“Even when Nasheed was bashing China hard five-six years ago, Chinese diplomats were reaching out to MDP and taking them to Beijing and talking to them,” said Shaheed, who had been foreign minister between 2005 and 2010. He is currently a Professor of International Human Rights Law at the University of Essex.

He was confident that there would not be any substantial change in foreign policy direction for Maldives after the elections. “They are not going to kick India out. But what they are saying is let’s have more transparency. Let’s make sure that it (agreements) serves Maldives’ interest. They do serve Maldives’ interests but the government has failed to make it clear,” Shaheed told The Wire.

He was critical of the Solih government for its “over-secrecy and over-securitisation of everything Indian”. “The (Solih) government also wanted to close all access to India for the people to serve their own agenda. India was played out by this government by not letting India be seen as a neutral party,” he said.

Daniel Bosley, a British journalist who recently released a book based on his political reporting in the Maldives, noted that the while PPM coalition “captured headlines with its ‘India Out’ campaign, I don’t believe many Maldivians feel an intrusive Indian military presence”.

He termed it as “lazy populism by an opposition that has no democratic vision for the country”. He added, “The nation will pivot back towards China now, though it finds itself deeply indebted to both superpowers.”

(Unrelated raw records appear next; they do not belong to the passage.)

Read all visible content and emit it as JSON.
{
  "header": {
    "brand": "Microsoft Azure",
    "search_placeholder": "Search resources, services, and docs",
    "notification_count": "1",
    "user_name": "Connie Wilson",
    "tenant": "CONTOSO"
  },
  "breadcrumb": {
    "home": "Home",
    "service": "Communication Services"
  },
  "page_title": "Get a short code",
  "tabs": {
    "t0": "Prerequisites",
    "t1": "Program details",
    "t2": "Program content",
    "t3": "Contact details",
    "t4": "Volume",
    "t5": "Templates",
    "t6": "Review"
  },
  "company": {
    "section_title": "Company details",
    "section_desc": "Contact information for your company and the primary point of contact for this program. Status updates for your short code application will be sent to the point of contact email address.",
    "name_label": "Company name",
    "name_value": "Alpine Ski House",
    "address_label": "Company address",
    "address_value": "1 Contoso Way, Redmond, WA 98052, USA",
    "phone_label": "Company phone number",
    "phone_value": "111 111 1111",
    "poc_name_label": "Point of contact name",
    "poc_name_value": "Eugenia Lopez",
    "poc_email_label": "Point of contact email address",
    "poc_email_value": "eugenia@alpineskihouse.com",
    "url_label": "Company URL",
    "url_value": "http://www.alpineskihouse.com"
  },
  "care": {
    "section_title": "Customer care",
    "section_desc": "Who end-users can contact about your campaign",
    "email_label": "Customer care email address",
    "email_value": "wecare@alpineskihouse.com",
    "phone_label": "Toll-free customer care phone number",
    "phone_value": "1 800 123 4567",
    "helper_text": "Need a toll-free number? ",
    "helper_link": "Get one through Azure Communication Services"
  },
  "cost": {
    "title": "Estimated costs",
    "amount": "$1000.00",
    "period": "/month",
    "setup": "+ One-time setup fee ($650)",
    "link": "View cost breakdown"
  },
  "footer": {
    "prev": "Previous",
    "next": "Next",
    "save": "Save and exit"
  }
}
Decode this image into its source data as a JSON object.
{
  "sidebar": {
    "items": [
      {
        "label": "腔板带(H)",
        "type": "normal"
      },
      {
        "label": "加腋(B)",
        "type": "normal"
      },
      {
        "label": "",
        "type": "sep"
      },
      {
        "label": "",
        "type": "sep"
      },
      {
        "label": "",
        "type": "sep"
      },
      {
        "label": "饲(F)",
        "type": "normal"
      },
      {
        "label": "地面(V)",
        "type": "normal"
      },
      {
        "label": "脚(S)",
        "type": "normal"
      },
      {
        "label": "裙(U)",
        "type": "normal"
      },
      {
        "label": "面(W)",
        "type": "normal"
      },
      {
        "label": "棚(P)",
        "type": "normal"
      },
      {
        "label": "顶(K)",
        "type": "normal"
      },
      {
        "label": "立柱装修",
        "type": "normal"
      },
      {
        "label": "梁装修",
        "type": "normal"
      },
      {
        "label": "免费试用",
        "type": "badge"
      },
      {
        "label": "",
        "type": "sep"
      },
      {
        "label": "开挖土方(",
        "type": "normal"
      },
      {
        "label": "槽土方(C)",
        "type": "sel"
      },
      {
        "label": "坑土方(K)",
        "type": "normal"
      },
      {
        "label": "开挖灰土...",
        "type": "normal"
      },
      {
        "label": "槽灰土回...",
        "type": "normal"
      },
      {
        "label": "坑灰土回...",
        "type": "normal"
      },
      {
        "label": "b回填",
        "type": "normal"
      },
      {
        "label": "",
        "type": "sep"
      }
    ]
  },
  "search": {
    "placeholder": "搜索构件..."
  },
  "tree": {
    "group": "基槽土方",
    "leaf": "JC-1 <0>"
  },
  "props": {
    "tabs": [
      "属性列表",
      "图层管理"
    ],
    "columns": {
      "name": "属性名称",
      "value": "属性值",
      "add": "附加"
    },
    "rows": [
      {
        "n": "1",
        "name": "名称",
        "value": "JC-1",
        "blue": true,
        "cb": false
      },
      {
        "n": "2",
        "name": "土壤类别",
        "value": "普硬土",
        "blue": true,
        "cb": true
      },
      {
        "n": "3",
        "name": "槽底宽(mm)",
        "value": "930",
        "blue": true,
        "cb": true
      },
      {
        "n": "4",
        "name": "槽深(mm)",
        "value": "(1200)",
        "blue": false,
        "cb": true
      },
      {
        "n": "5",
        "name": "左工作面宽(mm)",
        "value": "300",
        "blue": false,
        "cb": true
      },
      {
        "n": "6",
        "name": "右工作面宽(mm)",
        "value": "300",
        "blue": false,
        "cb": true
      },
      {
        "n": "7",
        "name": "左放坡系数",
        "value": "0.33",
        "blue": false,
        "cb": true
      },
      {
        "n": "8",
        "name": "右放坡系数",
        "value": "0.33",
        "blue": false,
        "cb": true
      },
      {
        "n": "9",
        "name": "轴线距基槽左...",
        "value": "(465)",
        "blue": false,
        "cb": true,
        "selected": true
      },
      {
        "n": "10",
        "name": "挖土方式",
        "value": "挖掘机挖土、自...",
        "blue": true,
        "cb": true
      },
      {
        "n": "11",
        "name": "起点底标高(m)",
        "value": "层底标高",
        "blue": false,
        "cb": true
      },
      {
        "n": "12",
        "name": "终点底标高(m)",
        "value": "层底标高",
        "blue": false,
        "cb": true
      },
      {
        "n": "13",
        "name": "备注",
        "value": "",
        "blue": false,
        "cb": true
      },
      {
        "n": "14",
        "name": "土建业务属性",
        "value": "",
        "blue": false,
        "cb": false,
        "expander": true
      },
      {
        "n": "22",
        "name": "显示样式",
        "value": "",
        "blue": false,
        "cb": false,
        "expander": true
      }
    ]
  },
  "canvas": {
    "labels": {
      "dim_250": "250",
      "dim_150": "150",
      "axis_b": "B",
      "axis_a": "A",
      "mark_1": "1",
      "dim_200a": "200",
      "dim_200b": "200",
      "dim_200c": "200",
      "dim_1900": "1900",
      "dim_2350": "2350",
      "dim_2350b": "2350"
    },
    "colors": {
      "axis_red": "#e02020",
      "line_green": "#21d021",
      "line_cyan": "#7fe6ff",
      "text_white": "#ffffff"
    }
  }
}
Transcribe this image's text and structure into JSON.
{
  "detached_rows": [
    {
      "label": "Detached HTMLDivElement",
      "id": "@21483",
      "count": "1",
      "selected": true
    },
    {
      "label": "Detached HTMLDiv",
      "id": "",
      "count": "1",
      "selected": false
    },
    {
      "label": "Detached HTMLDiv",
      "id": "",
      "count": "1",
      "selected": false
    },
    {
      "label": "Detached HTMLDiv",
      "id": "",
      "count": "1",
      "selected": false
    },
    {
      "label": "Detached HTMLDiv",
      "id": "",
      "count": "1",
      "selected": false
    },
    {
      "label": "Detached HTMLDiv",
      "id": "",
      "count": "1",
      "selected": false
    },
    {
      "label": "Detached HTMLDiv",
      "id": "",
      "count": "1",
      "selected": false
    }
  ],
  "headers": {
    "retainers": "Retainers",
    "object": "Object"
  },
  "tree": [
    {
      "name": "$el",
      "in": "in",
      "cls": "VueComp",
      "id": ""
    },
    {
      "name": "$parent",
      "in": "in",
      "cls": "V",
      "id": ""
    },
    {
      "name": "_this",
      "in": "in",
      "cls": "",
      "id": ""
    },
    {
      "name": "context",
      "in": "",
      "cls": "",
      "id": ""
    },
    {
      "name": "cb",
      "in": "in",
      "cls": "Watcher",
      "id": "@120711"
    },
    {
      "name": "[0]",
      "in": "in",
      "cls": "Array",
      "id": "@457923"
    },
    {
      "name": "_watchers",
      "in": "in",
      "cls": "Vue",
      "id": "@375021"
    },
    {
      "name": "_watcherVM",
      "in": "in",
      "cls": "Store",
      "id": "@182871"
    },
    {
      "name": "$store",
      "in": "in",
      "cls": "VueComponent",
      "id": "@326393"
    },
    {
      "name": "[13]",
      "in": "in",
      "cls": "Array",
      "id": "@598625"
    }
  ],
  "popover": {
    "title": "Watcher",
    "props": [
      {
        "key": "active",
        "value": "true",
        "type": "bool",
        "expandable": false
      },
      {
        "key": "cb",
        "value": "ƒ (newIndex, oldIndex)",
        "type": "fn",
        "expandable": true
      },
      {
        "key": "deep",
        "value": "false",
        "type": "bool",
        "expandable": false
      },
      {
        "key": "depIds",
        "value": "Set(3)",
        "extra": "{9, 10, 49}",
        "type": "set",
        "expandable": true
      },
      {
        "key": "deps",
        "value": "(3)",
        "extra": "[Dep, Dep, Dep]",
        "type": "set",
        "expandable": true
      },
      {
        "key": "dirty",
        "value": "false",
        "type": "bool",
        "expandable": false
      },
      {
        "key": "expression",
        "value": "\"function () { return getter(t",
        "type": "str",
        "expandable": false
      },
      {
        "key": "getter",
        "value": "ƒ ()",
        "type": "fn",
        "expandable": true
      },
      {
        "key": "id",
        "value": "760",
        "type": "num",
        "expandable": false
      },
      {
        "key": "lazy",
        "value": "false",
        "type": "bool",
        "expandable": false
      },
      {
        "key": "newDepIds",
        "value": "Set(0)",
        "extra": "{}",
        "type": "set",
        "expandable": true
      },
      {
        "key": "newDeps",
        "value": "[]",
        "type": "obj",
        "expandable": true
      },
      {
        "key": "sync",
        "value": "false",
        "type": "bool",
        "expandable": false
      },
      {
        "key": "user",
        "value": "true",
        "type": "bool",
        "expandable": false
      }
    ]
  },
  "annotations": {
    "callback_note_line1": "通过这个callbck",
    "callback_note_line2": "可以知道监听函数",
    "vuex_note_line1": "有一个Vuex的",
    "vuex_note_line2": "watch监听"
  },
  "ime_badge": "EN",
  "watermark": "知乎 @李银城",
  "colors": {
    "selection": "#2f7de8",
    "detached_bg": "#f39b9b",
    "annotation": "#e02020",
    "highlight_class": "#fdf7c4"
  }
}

Bosley, who had been editor of the Minivan News (later known as Maldives Independent), criticised the MDP for having squandered “an incredible opportunity” to push the democratic transition forward. 

“They were elected to stem the rampant corruption and extremist violence that was taking hold under the previous government. But progress on these fronts has stalled and the party has descended into farcical in-fighting.” The MDP’s split was a major factor in the defeat with Nasheed’s breakaway faction polling a respectable third in the first round of the presidential elections.

He felt that the general populace didn’t see much difference between the Solih and Yameen administrations, “save for a little less violence”.

“I fear this may be the first change we see, with dangerous terrorists – some charged with murdering my former colleague, Ahmed Rilwan – likely to return to the streets,” added Bosley.

One of the main developments a day after the election results was the transfer of former president Yameen, who is serving a sentence of 11 years, to house arrest.

Bosley pointed out this left president-elect Muizzu in precisely the same situation President Solih found himself in five years ago when former President Nasheed returned from exile and was exonerated. “As this election shows, the result was disastrous bickering. Yameen was unhappy that his party contested the election without him as the candidate, but he is also infamously comfortable wielding influence from the shadows.”

Admitting that future tensions between Muizzu and Yameen are inevitable, Shaheed, however, contended that both possessed a pragmatic outlook, which should prevent their personal dynamics from destabilizing the government. “Muizzu is a very pragmatic person. His pragmatism would mean that he would want survival, goodwill and not drama… Yameen is pragmatic enough to know that he shouldn’t sink his own ship.”